Short history

The Transylvanian-Saxon fortified churches are important elements of the cultural landscape and history of Transylvania. There are around 150 fortified churches and fortified churches in Transylvania.

Viscri (ger. Deutschweißkirch) is one of the seven villages with a fortified church that has been declared an UNESCO World Heritage Site. The village is located near Rupea (ger. Reps) and can be reached via Dacia (ger. Stein) on a 7 km long road. The fortified church rises from the highest point of the village.

Archaeological surveys conducted in the early 1970s revealed that the present church includes parts of a church that was probably built by a Szekler community prior to the Saxon settlement in the early 12th century. This was a small hall church with a semi-circular apse. In the 13th century, a keep was built in the western part of the church, the chancel was enlarged to the east and the interior was extended up to the tower soon afterwards. During a third construction phase at the end of the 15th century, it can be seen that the church became a fortified church as it is today: the chancel and the west tower had been provided with a defensive walkway. The central wing was raised in the 16th and 17th centuries. As the inscriptions reflect, the defence towers were still being built during the 17th century.

Although this fortified church is neither large (it is one of the small, fortified churches) nor impressive in terms of its special works of art in the building and furnishings, the essence of fortified churches is perhaps the most visible here, due to the fact that all the essential elements can be found in a relatively small area. The austere living conditions and the remoteness of this community have left their mark on this impressive building that gives one the impression that time stood still.

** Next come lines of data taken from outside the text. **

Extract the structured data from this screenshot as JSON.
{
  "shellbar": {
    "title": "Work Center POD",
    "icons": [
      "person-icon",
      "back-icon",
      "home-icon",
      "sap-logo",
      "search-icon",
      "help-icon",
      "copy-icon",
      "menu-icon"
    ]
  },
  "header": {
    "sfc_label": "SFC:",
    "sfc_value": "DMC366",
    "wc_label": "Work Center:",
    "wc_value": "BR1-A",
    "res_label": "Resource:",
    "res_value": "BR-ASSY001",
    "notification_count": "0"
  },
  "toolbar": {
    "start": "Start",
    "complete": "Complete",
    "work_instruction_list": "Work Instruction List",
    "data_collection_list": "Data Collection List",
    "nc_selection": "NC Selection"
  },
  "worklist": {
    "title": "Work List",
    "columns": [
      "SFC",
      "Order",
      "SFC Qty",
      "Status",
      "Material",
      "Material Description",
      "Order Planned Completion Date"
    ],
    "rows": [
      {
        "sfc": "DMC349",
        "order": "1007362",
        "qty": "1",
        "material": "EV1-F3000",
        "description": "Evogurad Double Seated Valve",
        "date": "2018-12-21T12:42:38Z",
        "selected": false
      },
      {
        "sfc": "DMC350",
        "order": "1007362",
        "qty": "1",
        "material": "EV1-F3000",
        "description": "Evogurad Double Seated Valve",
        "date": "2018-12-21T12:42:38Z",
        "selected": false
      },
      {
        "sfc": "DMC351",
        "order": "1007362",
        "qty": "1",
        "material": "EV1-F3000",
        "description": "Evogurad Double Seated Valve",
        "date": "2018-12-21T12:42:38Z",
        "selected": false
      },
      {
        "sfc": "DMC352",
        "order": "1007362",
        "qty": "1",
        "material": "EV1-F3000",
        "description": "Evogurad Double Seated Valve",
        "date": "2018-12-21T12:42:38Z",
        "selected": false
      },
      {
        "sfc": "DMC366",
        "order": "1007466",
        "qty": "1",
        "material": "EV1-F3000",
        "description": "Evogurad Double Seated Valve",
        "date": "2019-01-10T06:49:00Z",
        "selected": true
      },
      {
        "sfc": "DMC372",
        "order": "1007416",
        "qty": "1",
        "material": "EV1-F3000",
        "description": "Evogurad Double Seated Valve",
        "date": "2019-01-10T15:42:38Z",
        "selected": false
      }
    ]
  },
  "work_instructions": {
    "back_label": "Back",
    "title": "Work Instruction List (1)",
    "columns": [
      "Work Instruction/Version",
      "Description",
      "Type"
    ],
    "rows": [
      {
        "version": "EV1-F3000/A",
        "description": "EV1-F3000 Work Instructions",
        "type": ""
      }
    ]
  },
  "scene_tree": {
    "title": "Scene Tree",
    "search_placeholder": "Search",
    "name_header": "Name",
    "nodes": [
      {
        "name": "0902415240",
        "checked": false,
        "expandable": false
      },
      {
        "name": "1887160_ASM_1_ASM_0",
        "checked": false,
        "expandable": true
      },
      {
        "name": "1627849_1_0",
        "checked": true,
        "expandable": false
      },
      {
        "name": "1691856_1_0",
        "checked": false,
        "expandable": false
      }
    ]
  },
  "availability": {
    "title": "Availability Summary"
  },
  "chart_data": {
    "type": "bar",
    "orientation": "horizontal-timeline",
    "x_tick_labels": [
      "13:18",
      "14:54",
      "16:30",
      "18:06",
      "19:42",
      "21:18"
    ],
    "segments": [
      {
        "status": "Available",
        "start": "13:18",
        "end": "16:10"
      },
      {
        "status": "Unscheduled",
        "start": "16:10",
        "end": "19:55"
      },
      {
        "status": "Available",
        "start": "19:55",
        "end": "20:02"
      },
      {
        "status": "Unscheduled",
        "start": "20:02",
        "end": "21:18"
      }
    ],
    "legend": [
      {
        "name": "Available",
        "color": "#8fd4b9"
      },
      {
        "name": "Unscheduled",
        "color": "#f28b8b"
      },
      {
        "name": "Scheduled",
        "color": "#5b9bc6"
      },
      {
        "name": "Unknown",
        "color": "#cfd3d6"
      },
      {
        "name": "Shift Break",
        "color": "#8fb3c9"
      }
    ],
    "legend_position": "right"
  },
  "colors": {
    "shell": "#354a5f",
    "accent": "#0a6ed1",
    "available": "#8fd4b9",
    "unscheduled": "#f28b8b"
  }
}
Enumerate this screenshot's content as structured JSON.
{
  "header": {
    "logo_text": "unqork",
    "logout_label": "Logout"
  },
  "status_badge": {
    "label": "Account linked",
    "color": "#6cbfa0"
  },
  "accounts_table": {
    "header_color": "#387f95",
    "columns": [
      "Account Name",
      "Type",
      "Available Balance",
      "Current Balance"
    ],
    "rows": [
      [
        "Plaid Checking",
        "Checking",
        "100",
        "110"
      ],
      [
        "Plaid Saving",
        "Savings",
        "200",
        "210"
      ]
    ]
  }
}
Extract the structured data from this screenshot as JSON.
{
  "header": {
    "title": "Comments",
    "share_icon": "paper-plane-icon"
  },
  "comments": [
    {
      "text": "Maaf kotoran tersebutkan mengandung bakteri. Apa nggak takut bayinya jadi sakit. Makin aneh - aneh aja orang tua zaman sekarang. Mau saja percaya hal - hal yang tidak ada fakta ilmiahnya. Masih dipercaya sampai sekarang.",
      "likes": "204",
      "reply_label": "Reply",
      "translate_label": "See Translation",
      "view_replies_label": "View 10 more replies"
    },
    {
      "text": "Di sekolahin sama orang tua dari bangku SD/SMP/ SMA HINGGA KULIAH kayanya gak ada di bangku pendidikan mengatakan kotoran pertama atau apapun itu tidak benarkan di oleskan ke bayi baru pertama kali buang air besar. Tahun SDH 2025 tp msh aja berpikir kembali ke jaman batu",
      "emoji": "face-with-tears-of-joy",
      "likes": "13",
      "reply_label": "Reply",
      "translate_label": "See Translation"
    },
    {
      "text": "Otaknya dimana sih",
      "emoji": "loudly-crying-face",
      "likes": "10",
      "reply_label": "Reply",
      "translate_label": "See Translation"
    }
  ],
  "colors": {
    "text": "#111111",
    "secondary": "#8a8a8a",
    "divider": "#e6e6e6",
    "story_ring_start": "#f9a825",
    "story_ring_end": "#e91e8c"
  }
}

Sources: Hermann and Alida Fabini “Fortified churches in Transylvania” – 1986 Publisher

Further information and historical data are to be received while visiting the fortified church